He has learned a lot in the last two years. With help from his friends he ripped out the insides of the old house and started to restore it. He has put up hay for his cattle, grown vegetables and put them up for his larder, raised pigs, butchered them and cured the meat, butchered a steer and even netted herring to salt away for winter. Until he went to Nova Scotia, he'd never had any experience with anything like that.
"We pretty much learned as we went along from the neighbors," he says. "They're friendly people."
There aren't a lot of neighbors of course. David figures maybe 12 or 15 within three miles of his place. But then his farm in St. Croix Cove, is only about 10 miles from Bridgetown which has about 1,500 people.
"We aren't isolated from the world," David was saying.
"Just about," said Glenda, barely audible.
"I was just teasing," she said quickly.
"After all," he said the nearest grocery store is only 10 miles away."
If you are thinking that Glenda may have a vested interest in this place, you are right. In early June, David went to Massachusetts for a friend's wedding and decided to come home to visit for a week. His mother told him that she knew this nice girl, Glenda Haymore, she wanted him to meet, and he said, well sure.
They had lobsters for dinner, and they got to talking about David's place, and later he showed her slides, and they both knew right away. It took them only four days to make the decision. They were going to get married.
In early July, Glenda went to Nova Scotia to look over the place, a sort of just-to-make-sure trip. After all, as she said, she'd led a sheltered life. Nothing in her experience had prepared her to do battle with the elements. But the place was beautiful and captivating and she was convinced.
Their wedding was at 2 p.m. Saturday at Holly Springs Baptist Church in Mount Airy. They planned to leave immediately after the ceremony for Nova Scotia.
The Friday night before the wedding they sat in Glenda's old apartment awaiting the arrival at the airport of David's friend from across the road in Nova Scotia, and talking about their plans for the future. Those plans may include moving on from their place in Nova Scotia, although they have no current plans for selling it. David has worked too hard on it, especially on the house, to get rid of it quickly, and besides, the value of the land has already doubled since he bought it and maybe even tripled.
But David has it in his mind that he would like to pioneer a little and anyway, it's getting a little crowded for him in Nova Scotia. He'd like to go up to Newfoundland and homestead in virgin territory, build a house and clear the land and make it produce. Why"

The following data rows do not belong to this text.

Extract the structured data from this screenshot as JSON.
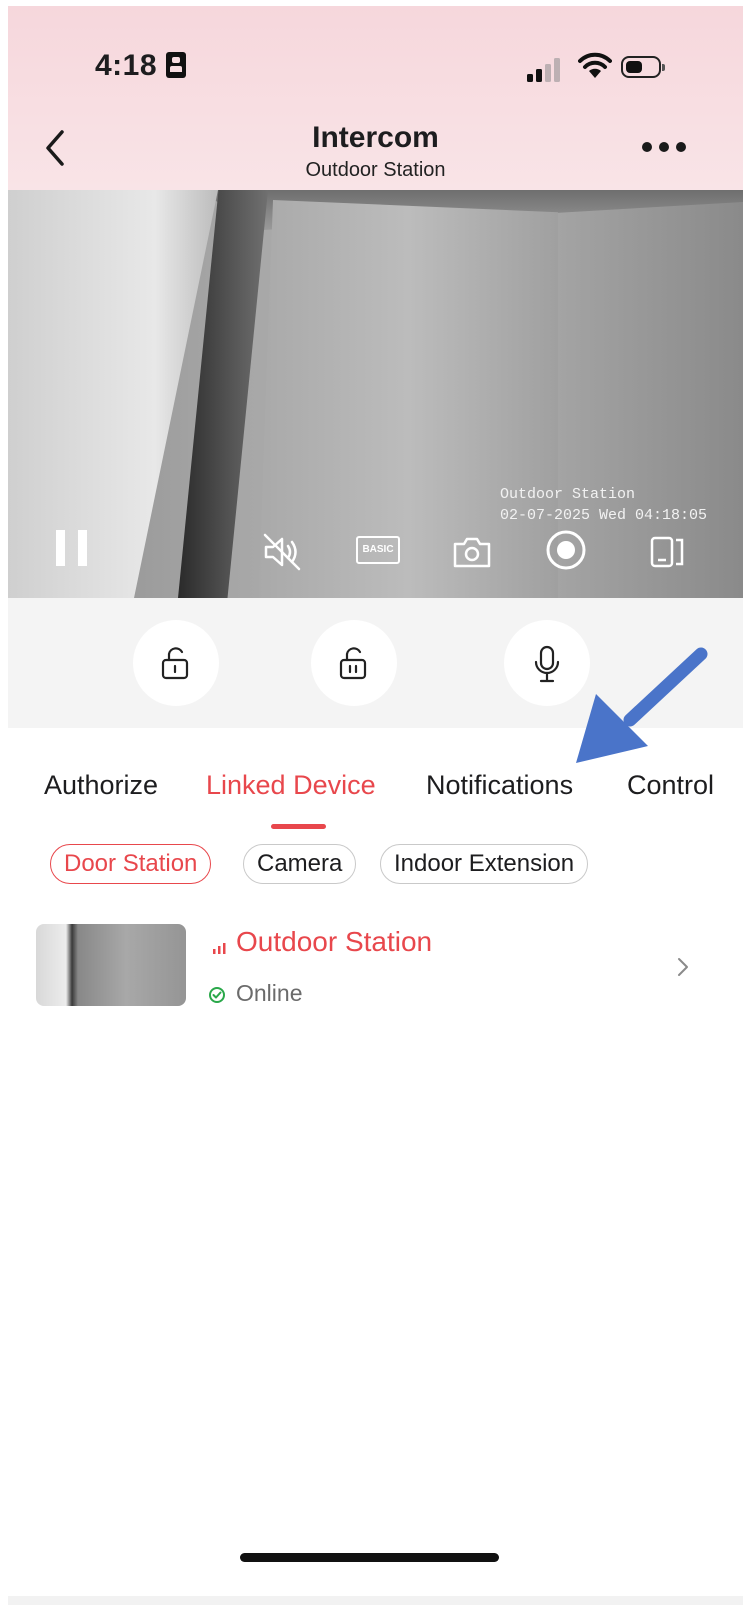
{
  "status_bar": {
    "time": "4:18"
  },
  "header": {
    "title": "Intercom",
    "subtitle": "Outdoor Station"
  },
  "video": {
    "osd_name": "Outdoor Station",
    "osd_timestamp": "02-07-2025 Wed 04:18:05",
    "quality_label": "BASIC"
  },
  "tabs": [
    {
      "label": "Authorize"
    },
    {
      "label": "Linked Device"
    },
    {
      "label": "Notifications"
    },
    {
      "label": "Control"
    }
  ],
  "filters": [
    {
      "label": "Door Station"
    },
    {
      "label": "Camera"
    },
    {
      "label": "Indoor Extension"
    }
  ],
  "device": {
    "name": "Outdoor Station",
    "status": "Online"
  },
  "colors": {
    "accent": "#e8474c",
    "online": "#2aa84a",
    "annotation_arrow": "#4a74c9"
  }
}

"Oh, just sort of a challenge." He paused. "Even fewer people." And he looked at Glenda and smiled. "We haven't really made that decision yet."
"All I had to promise," she said, "was that I'd go and look at Newfoundland at least twice. Give it a chance."